* [WORK TO COMPLETE]: From the listing below, pull out all lines with "globe" in them.

* [TASK INPUT]:
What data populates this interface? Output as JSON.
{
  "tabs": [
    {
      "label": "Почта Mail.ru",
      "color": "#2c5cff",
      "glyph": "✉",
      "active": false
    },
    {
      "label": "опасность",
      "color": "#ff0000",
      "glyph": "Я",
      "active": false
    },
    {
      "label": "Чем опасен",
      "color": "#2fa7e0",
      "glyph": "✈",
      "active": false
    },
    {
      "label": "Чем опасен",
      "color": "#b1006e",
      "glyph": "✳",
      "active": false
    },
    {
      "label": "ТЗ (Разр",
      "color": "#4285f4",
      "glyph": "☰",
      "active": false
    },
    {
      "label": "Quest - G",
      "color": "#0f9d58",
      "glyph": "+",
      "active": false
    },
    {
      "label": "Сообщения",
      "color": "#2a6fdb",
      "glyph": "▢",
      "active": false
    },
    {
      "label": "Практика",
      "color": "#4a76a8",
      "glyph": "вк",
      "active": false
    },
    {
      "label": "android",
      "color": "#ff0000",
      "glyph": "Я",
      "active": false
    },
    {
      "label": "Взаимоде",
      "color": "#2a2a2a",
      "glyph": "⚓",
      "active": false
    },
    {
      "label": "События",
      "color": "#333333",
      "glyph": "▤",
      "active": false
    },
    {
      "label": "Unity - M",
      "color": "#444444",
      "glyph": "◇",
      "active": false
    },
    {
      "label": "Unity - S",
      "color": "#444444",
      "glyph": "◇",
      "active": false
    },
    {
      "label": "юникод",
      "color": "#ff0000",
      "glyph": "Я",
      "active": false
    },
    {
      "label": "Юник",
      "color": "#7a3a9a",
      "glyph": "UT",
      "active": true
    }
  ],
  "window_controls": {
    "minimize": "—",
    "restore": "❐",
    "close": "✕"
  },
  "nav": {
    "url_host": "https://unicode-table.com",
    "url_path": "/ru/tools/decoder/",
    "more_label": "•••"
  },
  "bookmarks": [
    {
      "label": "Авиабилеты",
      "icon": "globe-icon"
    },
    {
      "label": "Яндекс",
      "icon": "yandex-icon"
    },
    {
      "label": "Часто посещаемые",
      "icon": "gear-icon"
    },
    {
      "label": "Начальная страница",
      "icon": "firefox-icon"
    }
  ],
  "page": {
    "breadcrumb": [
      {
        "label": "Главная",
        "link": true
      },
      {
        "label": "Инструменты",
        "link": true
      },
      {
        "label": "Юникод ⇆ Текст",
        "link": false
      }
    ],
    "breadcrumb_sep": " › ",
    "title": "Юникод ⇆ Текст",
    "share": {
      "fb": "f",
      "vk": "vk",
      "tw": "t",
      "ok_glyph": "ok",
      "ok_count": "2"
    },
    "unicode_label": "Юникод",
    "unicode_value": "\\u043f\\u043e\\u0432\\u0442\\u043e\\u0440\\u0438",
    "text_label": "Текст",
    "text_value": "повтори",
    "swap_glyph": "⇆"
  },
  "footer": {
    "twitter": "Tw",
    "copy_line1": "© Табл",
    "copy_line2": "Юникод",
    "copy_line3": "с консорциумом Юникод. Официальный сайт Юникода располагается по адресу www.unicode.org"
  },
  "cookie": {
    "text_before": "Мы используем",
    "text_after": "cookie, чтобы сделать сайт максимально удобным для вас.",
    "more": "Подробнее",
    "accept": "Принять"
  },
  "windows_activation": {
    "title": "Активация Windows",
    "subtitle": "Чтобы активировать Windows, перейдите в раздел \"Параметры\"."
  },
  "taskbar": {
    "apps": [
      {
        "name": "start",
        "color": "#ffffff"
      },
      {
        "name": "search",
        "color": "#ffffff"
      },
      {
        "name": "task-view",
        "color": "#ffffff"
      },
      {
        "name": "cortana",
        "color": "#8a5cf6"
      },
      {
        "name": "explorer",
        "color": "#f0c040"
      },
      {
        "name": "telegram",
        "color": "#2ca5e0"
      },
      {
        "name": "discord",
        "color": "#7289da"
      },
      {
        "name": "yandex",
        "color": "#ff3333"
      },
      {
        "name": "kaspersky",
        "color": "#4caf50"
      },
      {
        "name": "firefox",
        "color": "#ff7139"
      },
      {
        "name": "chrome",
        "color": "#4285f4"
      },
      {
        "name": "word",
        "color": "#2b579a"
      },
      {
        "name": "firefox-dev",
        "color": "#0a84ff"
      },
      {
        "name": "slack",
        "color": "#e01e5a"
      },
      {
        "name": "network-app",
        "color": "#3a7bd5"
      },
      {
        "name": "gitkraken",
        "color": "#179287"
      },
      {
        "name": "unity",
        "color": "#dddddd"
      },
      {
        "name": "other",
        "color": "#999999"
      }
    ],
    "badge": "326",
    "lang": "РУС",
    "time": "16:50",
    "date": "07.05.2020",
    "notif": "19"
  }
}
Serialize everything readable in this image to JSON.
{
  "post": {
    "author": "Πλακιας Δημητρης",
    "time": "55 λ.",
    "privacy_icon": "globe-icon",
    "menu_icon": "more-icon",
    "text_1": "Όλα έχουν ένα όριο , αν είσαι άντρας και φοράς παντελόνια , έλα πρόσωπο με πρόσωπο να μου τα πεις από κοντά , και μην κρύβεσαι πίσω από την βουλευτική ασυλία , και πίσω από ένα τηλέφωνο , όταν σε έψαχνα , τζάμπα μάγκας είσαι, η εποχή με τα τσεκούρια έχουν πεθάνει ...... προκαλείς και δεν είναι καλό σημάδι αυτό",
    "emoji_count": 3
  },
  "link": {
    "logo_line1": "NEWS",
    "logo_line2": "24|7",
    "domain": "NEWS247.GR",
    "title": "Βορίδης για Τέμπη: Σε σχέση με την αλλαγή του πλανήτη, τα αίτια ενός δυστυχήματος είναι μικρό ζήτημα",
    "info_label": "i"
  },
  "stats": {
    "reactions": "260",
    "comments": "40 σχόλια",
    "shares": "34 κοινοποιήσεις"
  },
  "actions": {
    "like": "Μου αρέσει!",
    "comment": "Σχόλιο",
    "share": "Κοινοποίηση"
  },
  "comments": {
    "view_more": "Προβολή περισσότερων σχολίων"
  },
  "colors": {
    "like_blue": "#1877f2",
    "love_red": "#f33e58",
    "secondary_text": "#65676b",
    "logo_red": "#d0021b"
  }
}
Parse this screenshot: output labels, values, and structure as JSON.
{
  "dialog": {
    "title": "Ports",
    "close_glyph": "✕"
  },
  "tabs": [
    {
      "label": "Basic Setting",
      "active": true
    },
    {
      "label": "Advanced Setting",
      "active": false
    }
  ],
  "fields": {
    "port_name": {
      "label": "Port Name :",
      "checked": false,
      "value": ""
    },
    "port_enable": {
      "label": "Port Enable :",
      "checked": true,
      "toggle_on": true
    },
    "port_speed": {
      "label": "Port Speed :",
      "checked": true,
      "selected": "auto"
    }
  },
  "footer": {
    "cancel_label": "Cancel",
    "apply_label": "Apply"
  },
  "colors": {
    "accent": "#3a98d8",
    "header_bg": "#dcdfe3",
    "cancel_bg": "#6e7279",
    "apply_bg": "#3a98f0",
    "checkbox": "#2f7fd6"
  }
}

* [ANSWER FOR THE TASK]:
      "icon": "globe-icon"
    "privacy_icon": "globe-icon",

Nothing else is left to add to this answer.